• **TASK DIRECTIONS**
Word for word, copy the entire listing below, but do not carry over any pictures.

• **PROVIDED DATA**
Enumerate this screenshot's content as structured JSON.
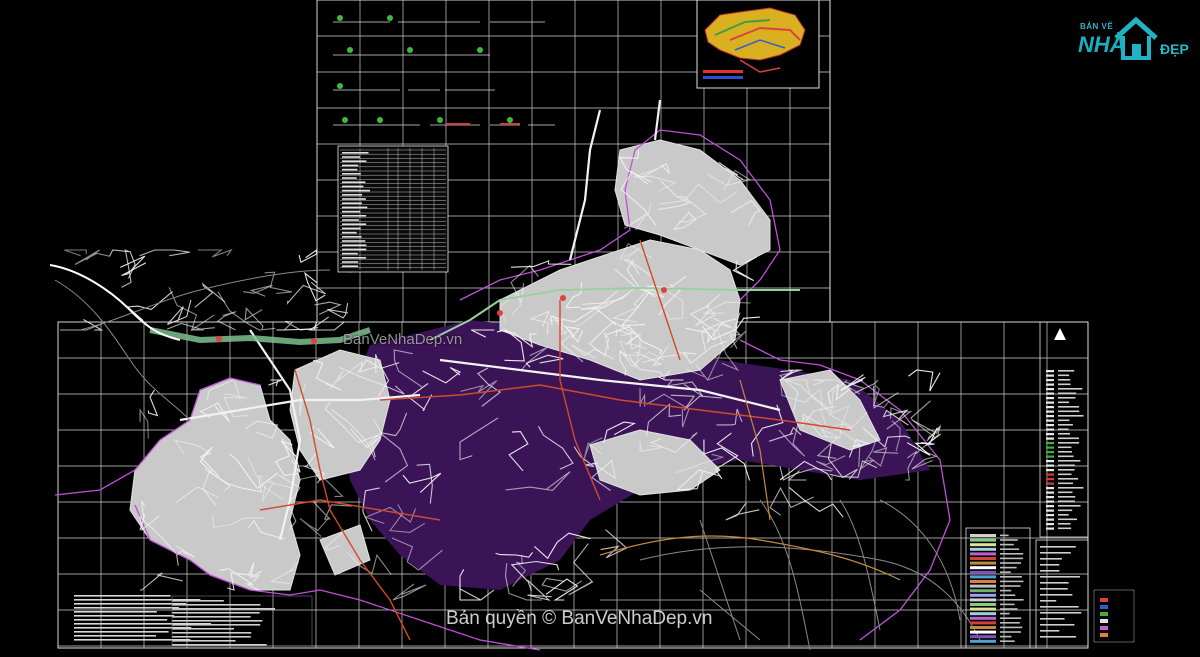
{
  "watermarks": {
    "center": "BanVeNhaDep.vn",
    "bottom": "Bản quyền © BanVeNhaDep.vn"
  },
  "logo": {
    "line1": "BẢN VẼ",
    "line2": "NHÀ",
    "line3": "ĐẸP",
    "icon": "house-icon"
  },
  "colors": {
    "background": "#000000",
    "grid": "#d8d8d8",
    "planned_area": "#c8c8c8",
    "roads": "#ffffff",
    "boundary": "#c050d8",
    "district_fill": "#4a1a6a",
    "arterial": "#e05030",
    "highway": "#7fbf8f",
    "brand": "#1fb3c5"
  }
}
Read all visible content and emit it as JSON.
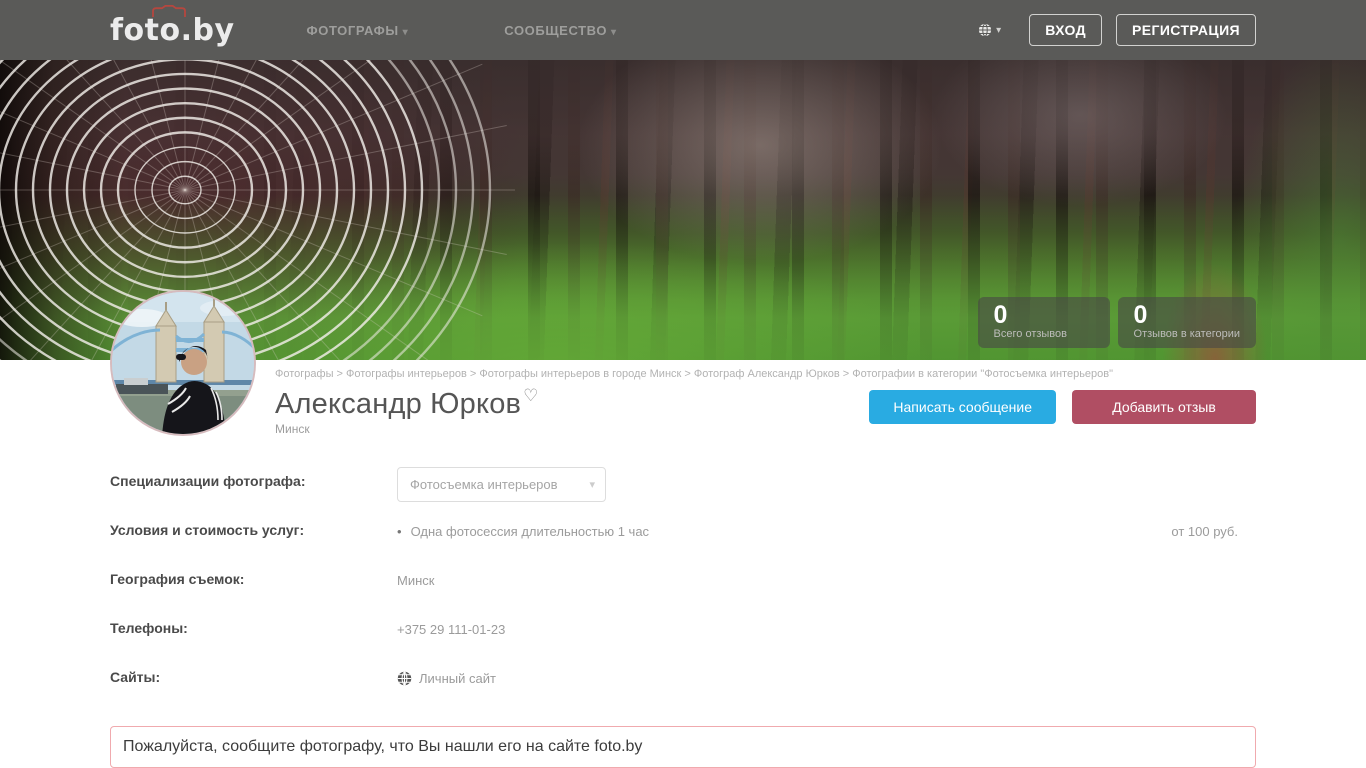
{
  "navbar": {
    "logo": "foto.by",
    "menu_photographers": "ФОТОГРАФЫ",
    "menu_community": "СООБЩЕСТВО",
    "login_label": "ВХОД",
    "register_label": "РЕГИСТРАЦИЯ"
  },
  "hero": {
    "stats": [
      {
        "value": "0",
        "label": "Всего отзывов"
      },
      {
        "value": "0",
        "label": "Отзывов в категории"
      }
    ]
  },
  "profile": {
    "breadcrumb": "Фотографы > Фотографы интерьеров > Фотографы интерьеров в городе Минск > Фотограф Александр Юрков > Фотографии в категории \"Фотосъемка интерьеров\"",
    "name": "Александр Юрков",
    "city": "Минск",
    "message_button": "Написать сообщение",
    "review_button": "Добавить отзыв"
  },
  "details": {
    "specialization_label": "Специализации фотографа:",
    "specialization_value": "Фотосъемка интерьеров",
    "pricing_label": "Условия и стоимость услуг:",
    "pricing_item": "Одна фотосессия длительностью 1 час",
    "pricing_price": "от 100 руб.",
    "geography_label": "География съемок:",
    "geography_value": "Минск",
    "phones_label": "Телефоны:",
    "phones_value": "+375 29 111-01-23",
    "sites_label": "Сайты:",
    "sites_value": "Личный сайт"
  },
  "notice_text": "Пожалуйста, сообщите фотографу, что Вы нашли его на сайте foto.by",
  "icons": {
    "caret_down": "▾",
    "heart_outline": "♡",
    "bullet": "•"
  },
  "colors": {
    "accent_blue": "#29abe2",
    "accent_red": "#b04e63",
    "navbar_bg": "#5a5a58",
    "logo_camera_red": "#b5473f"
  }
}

• **RESULT OF THE TASK**
Enumerate this screenshot's content as structured JSON.
{
  "watermarks": {
    "center": "BanVeNhaDep.vn",
    "bottom": "Bản quyền © BanVeNhaDep.vn"
  },
  "logo": {
    "line1": "BẢN VẼ",
    "line2": "NHÀ",
    "line3": "ĐẸP",
    "icon": "house-icon"
  },
  "colors": {
    "background": "#000000",
    "grid": "#d8d8d8",
    "planned_area": "#c8c8c8",
    "roads": "#ffffff",
    "boundary": "#c050d8",
    "district_fill": "#4a1a6a",
    "arterial": "#e05030",
    "highway": "#7fbf8f",
    "brand": "#1fb3c5"
  }
}
Read all visible content and emit it as JSON.
{
  "navbar": {
    "logo": "foto.by",
    "menu_photographers": "ФОТОГРАФЫ",
    "menu_community": "СООБЩЕСТВО",
    "login_label": "ВХОД",
    "register_label": "РЕГИСТРАЦИЯ"
  },
  "hero": {
    "stats": [
      {
        "value": "0",
        "label": "Всего отзывов"
      },
      {
        "value": "0",
        "label": "Отзывов в категории"
      }
    ]
  },
  "profile": {
    "breadcrumb": "Фотографы > Фотографы интерьеров > Фотографы интерьеров в городе Минск > Фотограф Александр Юрков > Фотографии в категории \"Фотосъемка интерьеров\"",
    "name": "Александр Юрков",
    "city": "Минск",
    "message_button": "Написать сообщение",
    "review_button": "Добавить отзыв"
  },
  "details": {
    "specialization_label": "Специализации фотографа:",
    "specialization_value": "Фотосъемка интерьеров",
    "pricing_label": "Условия и стоимость услуг:",
    "pricing_item": "Одна фотосессия длительностью 1 час",
    "pricing_price": "от 100 руб.",
    "geography_label": "География съемок:",
    "geography_value": "Минск",
    "phones_label": "Телефоны:",
    "phones_value": "+375 29 111-01-23",
    "sites_label": "Сайты:",
    "sites_value": "Личный сайт"
  },
  "notice_text": "Пожалуйста, сообщите фотографу, что Вы нашли его на сайте foto.by",
  "icons": {
    "caret_down": "▾",
    "heart_outline": "♡",
    "bullet": "•"
  },
  "colors": {
    "accent_blue": "#29abe2",
    "accent_red": "#b04e63",
    "navbar_bg": "#5a5a58",
    "logo_camera_red": "#b5473f"
  }
}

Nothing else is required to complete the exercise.